Garcia’s Iveco staying power
The boss says Dandenong plant is in no danger, writes GRAHAMSMITH THE PLANT IS A COST TO THE COMPANY, BUT YOU CAN LOOK AT IT AS A BURDEN OR AN ASSET
DESPITE persistent rumours to the contrary, Iveco is not going anywhere. What’s more, it’s not about to stop local manufacture of its trucks.
That’s the blunt message from Jorge Garcia, the company’s Argentine managing director who took over the reins early last year, charged with the responsibility of reviving the company’s fortunes.
‘‘Iveco has no plan, no intention of leaving this market. In fact, it has demonstrated by its actions that it’s staying put by making a huge investment in the local operation,’’ he tells Big Wheels.
‘‘There is so much going on I am surprised these stories are still being heard.’’

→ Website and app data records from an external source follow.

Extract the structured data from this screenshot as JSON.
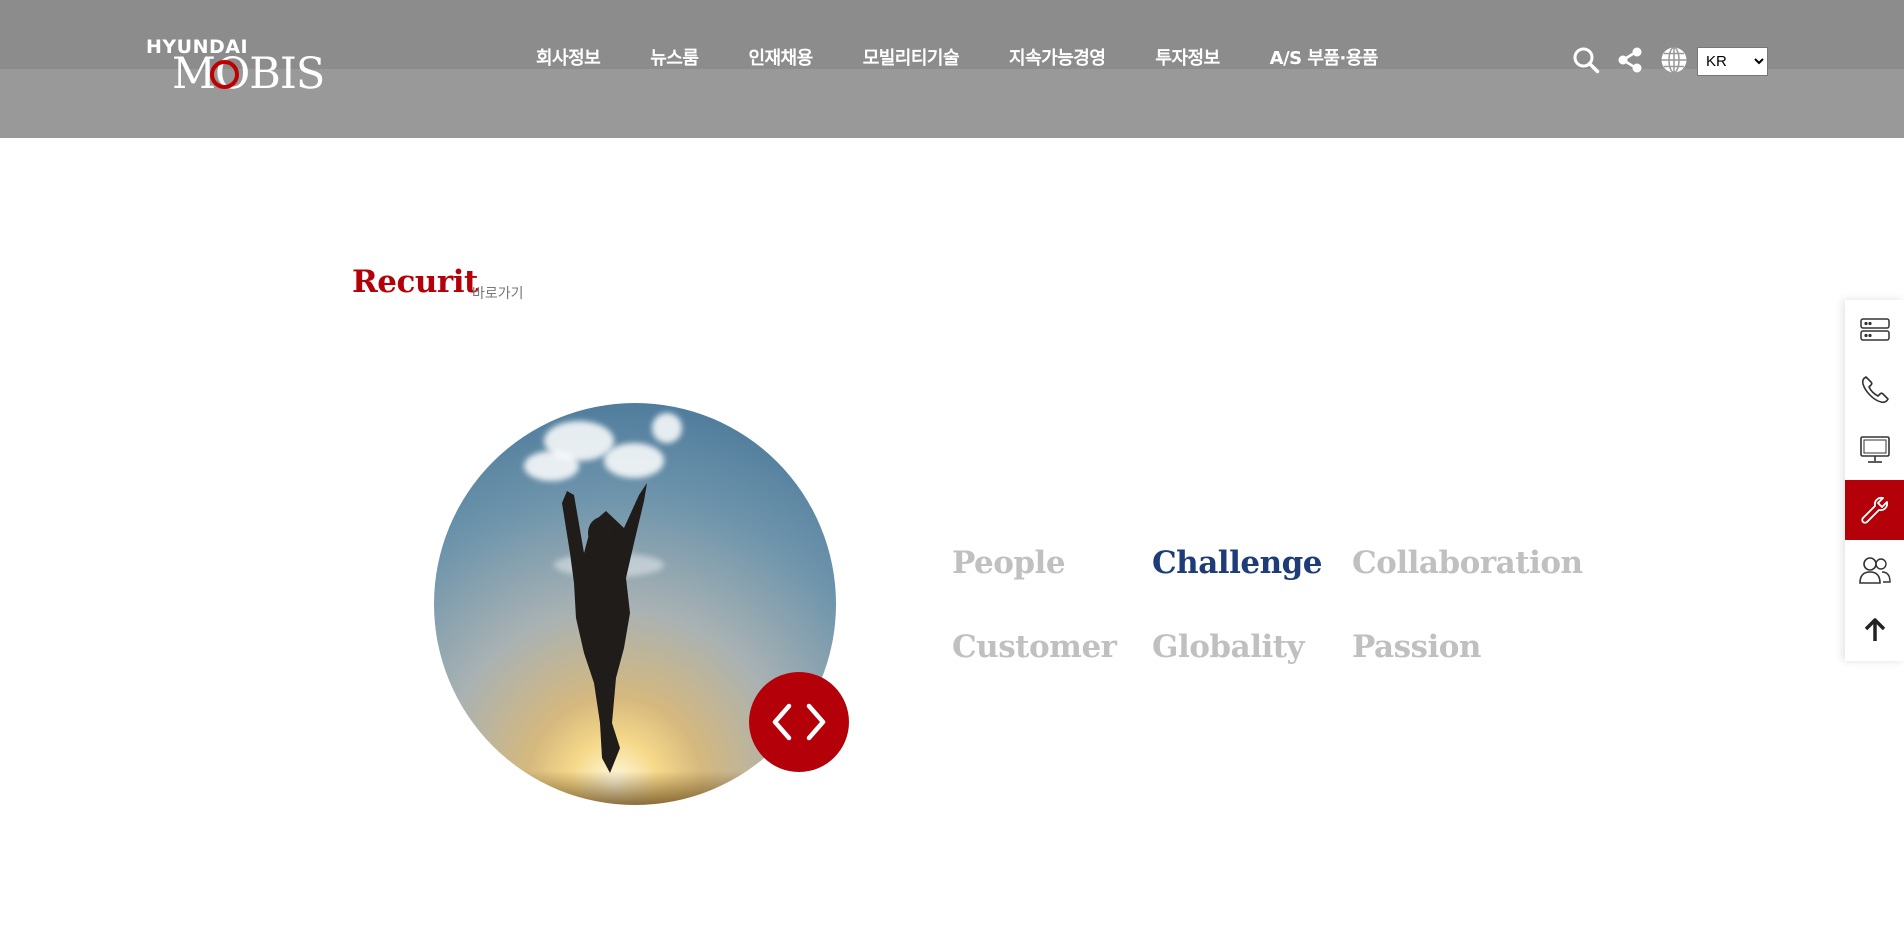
{
  "header": {
    "logo": {
      "brand_top": "HYUNDAI",
      "brand_bottom": "MOBIS"
    },
    "nav": [
      {
        "label": "회사정보"
      },
      {
        "label": "뉴스룸"
      },
      {
        "label": "인재채용"
      },
      {
        "label": "모빌리티기술"
      },
      {
        "label": "지속가능경영"
      },
      {
        "label": "투자정보"
      },
      {
        "label": "A/S 부품·용품"
      }
    ],
    "icons": [
      "search-icon",
      "share-icon",
      "globe-icon"
    ],
    "language": {
      "selected": "KR",
      "options": [
        "KR"
      ]
    }
  },
  "section": {
    "title": "Recurit",
    "link_label": "바로가기"
  },
  "carousel": {
    "arrows": {
      "prev": "chevron-left-icon",
      "next": "chevron-right-icon"
    }
  },
  "values": [
    {
      "label": "People",
      "active": false
    },
    {
      "label": "Challenge",
      "active": true
    },
    {
      "label": "Collaboration",
      "active": false
    },
    {
      "label": "Customer",
      "active": false
    },
    {
      "label": "Globality",
      "active": false
    },
    {
      "label": "Passion",
      "active": false
    }
  ],
  "quick_bar": {
    "items": [
      {
        "icon": "server-icon",
        "active": false
      },
      {
        "icon": "phone-icon",
        "active": false
      },
      {
        "icon": "monitor-icon",
        "active": false
      },
      {
        "icon": "wrench-icon",
        "active": true
      },
      {
        "icon": "users-icon",
        "active": false
      },
      {
        "icon": "arrow-up-icon",
        "active": false
      }
    ]
  },
  "colors": {
    "brand_red": "#b30009",
    "active_value": "#1d3c78",
    "inactive_value": "#c0c0c0",
    "header_bg": "#8c8c8c"
  }
}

Garcia admits, however, he has a big job on his hands if he wants to turn the ailing truckmaker around before he moves on to his next assignment later this year.
When he arrived here, Garcia found a company in crisis. Management was dysfunctional, employees were demoralised and dealers unhappy, and rumours that local production would cease refused to go away.
Garcia’s first task was to change management style.
His predecessor had run a oneman show, but Garcia is a team player. He was charged with building a team of people able to contribute to the company’s success without depending totally on the man at the helm.
In the past year Garcia has swept through the company’s Dandenong plant like a new broom, appointing new managers to most senior management positions. Some were promoted from within, others he re- cruited locally. In some cases he’s looked overseas.
‘‘We have changed almost the whole management team,’’ he says.
‘‘We have moved some people from our overseas operation into this company at a time when Iveco is expanding its activities in China, Russia and Latin America, which has been a big drain on its human resources.’’
He also found a crisis in the implementation of a new system intended to streamline sales, finance and production processes, but instead had been causing huge headaches for many months.
The glitches in the system have been smoothed out and it’s now working as it should, Garcia says. But the 12 months of pain led to frustration and disappointment at all levels, particularly among dealers.
Garcia has also moved to quell rumours he’d been sent to Australia to close the plant and replace locally produced trucks with ones imported from China.
‘‘I don’t understand why these rumours are circulating,’’ he told Big Wheels recently. ‘‘There is no question of closing the plant and never has been.’’
Iveco wants to be a global player in the truck industry, Garcia says, and that means it has to have a presence in every market.
‘‘The plant is a cost to the company, that’s for sure, but you can look at it as a burden or an asset,’’ he says now. ‘‘We are looking at it as an asset that can be used to give us an advantage.’’
Team player: Iveco managing director Jorge Garcia.